In case you didn’t know, the world of financial services is going through a major change over the next few years as the Retail Distribution Review (RDR) does away with commissions and imposes higher educational standards on advisers.  For many IFA’s, the RDR represents yet another bureaucratic headache getting in the way of the everyday business of helping their clients.  However, here are three reasons why even the most stubborn IFA should welcome the enforced changes to adviser knowledge and commission.

The growth of Financial DIY

Compeer’s March 2009 Financial DIY report suggests that for those resistant to change, the RDR is a blessing in disguise.

Some of Compeer’s findings include:

  • 29% of adults believe their knowledge is as good as financial advisers’ – uniformly spread across age and socio-economic groups
  • 28% of adults believe advice is just disguised sales of investment products – A&Bs (39%) and 40-49 year olds (34%).
  • 26% of adults believe financial advisors add insufficient value to justify their fees (A&Bs 38%)

It’s about time therefore that IFA’s upped their game for their own sake.

They also found that:

  • Overall use of IFAs fell in 2008 – 7% fewer respondents regard a commission based IFA as their main financial advisor compared to 12 months earlier.
  • 6% of adults cite a fee based IFA as their main financial advisor, up 33% on the previous year.
  • A growing proportion of people (67%) taking professional advice now seem to have accepted a fee based model.

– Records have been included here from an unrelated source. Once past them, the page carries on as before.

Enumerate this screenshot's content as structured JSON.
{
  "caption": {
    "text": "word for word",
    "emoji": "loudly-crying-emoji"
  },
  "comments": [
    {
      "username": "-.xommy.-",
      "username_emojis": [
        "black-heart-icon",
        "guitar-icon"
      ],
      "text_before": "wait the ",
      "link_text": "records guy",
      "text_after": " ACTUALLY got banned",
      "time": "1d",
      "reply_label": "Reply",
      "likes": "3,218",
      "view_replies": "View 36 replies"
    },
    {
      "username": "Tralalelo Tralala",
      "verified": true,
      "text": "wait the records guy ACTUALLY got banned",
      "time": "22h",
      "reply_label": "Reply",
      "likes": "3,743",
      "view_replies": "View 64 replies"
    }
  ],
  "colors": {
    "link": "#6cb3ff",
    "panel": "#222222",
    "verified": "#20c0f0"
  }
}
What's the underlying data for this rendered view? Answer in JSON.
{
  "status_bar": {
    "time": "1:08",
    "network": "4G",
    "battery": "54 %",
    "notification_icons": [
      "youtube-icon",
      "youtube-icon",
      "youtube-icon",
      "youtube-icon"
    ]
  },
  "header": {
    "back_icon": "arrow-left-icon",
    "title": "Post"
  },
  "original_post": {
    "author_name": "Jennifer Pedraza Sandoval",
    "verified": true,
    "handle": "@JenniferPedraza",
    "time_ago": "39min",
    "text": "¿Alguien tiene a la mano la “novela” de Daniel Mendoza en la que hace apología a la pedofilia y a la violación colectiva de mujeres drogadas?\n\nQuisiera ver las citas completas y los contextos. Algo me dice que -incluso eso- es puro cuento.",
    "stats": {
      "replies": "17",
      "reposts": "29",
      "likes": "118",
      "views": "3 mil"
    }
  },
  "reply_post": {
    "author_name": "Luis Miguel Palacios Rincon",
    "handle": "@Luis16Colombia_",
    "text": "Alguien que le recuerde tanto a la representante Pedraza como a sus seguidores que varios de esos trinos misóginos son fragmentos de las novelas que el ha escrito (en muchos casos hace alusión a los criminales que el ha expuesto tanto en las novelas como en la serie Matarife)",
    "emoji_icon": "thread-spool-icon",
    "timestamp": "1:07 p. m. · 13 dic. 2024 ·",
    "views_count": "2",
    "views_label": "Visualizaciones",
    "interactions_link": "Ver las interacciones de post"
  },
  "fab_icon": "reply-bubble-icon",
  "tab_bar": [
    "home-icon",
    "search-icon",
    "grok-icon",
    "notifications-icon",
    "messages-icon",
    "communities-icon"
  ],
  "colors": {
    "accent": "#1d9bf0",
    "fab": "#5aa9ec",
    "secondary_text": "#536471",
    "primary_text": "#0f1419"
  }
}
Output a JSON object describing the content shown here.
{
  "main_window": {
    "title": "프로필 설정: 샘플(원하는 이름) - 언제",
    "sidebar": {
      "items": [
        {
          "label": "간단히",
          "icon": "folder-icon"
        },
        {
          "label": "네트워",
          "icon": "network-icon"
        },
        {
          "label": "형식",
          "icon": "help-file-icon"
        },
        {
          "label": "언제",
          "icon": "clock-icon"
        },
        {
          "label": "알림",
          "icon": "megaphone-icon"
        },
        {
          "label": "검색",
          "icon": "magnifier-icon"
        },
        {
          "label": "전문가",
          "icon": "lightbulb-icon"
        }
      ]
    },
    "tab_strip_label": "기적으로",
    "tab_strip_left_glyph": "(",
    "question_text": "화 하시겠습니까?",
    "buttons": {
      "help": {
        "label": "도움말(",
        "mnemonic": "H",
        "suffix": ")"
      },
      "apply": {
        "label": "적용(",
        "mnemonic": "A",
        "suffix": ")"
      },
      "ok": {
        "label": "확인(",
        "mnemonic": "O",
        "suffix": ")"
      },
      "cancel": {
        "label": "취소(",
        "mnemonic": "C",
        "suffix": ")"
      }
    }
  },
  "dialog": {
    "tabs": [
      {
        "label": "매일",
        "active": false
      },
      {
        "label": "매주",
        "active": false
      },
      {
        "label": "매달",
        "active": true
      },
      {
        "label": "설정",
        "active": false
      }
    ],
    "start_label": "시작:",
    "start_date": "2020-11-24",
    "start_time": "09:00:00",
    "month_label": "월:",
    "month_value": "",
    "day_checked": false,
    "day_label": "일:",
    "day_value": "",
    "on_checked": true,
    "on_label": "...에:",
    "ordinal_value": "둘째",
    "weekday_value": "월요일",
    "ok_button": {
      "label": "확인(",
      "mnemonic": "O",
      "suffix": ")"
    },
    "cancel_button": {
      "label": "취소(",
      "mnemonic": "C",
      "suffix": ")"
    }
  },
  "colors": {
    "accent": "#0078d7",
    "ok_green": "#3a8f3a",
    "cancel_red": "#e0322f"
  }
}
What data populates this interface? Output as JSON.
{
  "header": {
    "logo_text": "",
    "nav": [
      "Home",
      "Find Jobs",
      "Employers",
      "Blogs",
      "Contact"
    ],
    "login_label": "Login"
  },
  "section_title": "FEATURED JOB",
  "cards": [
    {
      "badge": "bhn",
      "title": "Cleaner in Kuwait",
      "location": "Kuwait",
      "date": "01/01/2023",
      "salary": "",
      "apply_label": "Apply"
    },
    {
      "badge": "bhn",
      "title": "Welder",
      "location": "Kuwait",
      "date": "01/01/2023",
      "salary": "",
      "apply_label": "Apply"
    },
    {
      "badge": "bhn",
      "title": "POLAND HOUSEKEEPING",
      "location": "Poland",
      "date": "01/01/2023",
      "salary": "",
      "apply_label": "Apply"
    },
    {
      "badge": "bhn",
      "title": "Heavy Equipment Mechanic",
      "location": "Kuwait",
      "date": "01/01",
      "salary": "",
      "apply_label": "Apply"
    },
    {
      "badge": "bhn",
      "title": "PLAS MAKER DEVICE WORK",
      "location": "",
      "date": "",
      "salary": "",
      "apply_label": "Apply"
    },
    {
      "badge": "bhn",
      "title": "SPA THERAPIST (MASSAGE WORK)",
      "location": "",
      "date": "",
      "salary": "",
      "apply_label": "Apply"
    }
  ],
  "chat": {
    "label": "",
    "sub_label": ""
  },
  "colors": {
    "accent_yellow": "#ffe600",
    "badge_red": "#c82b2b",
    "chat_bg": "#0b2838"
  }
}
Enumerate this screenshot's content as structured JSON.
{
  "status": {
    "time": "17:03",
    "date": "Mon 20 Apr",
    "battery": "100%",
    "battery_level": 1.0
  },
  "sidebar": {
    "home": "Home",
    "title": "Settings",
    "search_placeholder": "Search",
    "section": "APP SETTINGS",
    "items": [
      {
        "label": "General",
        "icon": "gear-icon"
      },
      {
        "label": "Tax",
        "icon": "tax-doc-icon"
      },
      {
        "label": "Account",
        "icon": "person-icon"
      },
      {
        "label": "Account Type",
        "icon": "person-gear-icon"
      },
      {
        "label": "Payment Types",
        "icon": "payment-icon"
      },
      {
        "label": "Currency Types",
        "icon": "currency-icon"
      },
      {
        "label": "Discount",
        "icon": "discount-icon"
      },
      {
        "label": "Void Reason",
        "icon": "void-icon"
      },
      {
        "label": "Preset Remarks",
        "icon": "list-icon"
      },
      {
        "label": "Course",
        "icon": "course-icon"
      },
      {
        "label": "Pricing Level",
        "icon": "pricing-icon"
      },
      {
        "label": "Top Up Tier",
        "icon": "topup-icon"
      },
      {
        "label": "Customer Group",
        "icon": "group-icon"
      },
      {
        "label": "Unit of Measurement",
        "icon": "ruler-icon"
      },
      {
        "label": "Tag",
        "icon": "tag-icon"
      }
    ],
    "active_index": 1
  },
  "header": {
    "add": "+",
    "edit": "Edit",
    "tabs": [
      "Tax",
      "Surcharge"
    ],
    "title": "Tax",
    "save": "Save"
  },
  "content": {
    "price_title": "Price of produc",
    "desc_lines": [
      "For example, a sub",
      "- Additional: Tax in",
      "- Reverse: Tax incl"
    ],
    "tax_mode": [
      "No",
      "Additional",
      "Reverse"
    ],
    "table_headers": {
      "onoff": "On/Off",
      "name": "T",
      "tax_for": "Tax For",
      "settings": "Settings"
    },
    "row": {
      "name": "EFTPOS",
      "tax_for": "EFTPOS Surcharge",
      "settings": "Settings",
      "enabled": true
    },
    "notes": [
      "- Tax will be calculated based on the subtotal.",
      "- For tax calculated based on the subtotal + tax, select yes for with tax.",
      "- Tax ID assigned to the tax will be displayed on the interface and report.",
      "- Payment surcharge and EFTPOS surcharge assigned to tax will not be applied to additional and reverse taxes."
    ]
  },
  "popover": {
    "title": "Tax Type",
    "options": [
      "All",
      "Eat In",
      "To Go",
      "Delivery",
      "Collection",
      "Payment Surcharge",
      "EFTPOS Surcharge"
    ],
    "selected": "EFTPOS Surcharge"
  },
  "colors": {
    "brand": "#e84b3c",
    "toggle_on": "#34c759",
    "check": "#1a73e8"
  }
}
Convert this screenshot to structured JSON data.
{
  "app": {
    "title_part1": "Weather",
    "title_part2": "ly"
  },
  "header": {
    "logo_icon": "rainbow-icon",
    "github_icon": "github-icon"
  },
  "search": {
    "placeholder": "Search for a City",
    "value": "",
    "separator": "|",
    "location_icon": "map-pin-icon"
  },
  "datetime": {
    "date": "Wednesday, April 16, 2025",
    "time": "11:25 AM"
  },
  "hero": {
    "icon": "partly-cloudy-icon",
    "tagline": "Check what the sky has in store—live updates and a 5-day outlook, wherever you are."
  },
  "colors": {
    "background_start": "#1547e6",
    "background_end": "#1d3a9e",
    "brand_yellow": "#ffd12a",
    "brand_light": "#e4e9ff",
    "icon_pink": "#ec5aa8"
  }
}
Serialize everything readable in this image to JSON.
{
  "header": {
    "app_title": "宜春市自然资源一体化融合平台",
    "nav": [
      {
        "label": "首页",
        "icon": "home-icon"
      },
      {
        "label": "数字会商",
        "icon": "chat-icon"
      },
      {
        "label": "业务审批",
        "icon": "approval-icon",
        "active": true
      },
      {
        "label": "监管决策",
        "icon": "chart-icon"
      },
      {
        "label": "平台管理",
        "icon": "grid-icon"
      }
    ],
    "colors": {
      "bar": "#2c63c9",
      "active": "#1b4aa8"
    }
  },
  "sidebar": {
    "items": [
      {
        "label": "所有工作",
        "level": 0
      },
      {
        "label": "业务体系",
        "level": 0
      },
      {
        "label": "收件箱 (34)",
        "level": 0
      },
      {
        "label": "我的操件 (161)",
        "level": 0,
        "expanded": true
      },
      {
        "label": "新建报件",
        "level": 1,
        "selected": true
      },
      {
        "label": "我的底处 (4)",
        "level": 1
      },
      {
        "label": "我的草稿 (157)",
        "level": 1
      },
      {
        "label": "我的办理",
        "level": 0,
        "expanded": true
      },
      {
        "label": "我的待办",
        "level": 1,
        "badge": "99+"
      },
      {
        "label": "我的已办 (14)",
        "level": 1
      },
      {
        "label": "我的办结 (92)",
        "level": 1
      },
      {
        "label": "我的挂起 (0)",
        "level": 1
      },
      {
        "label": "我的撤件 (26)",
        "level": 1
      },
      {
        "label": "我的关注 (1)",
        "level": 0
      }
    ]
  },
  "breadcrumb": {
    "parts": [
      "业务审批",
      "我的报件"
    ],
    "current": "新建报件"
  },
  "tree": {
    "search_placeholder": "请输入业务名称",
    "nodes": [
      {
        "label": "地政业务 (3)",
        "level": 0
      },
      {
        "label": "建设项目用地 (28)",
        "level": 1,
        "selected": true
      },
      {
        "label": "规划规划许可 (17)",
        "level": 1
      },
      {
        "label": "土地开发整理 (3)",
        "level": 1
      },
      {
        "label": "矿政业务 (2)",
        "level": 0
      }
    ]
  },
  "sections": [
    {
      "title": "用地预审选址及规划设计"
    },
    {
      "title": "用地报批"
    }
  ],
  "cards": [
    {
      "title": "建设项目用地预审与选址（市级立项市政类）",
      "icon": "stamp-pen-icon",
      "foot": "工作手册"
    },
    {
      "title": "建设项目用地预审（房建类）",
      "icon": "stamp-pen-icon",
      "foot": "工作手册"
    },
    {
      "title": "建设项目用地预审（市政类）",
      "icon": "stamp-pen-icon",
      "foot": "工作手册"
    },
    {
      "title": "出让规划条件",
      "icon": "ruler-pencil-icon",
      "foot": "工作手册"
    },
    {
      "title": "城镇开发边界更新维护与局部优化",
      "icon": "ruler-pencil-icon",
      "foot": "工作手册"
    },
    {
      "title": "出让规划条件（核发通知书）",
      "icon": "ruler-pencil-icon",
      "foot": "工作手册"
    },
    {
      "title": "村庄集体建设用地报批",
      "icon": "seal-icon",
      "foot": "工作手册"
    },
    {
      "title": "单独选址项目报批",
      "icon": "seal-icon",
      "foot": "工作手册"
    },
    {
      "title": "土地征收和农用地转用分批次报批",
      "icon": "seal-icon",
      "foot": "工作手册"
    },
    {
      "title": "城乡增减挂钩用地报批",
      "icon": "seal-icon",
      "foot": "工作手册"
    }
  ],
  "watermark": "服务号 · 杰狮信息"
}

And when you take into account the trend from 2003 onwards the picture doesn’t get any better:

  • 44% of adults view the internet as an essential source of financial information and advice.
  • 42% of A&Bs unadvised in 2008 (26% in 2003) and 44% of C1s (27% in 2003).
  • Of those with over £1m of liquid assets, 61% make all or most of their investment decisions with professional advice.

The growth of financial DIY is powerful.  Nails are already being hammered into the coffin of the traditional IFA.

Life insurers are going bust

There’s the other small issue that life insurers are going bust. Life insurers often report rosey results on a European Embedded Value basis to satisfy the markets. However, these results include future premium income on policies sold but not yet collected. With less than half of policies in force after five years, the International Financial Reporting Standards measure which does not include future income but includes investment losses have been showing unsustainable losses for some time. Up front commissions funded by the illusion of long term contracts are therefore unsustainable.

The loss of indemnified commissions under the RDR is therefore insignificant. They were already on the way out.

Bear markets badly expose the transactional, commission based adviser

Traditional commission based advisers often sell themselves on their ability to pick funds, find the best product – little more than a personal shopper in some ways.  When the focus is on the transaction rather than the long term plan, the indemnified commission based adviser’s credibility and business model tends to sink as fast as their client’s funds. By focusing on working with clients on their plans and charging explicitly for the life enhancing work, advisers’ business models are far more sustainable.

Be thankful for the RDR. For the transactional IFA, it is a wake up call. For those financial planners already prepared, the industry is better for it.